= TASK TO COMPLETE =
Output each record in full, exactly as it stands.

= THE RECORDS =
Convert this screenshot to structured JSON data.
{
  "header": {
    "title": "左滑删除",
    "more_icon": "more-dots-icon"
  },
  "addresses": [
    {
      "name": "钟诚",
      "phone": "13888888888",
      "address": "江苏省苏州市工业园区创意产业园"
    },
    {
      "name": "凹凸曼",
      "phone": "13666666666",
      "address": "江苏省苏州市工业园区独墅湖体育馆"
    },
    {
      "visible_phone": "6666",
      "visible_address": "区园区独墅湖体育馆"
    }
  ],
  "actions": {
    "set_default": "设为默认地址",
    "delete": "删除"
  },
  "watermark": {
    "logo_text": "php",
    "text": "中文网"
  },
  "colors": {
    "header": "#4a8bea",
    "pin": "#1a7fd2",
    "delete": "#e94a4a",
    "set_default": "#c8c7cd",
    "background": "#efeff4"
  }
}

= TASK OUTPUT =
Convert this screenshot to structured JSON data.
{
  "header": {
    "title": "左滑删除",
    "more_icon": "more-dots-icon"
  },
  "addresses": [
    {
      "name": "钟诚",
      "phone": "13888888888",
      "address": "江苏省苏州市工业园区创意产业园"
    },
    {
      "name": "凹凸曼",
      "phone": "13666666666",
      "address": "江苏省苏州市工业园区独墅湖体育馆"
    },
    {
      "visible_phone": "6666",
      "visible_address": "区园区独墅湖体育馆"
    }
  ],
  "actions": {
    "set_default": "设为默认地址",
    "delete": "删除"
  },
  "watermark": {
    "logo_text": "php",
    "text": "中文网"
  },
  "colors": {
    "header": "#4a8bea",
    "pin": "#1a7fd2",
    "delete": "#e94a4a",
    "set_default": "#c8c7cd",
    "background": "#efeff4"
  }
}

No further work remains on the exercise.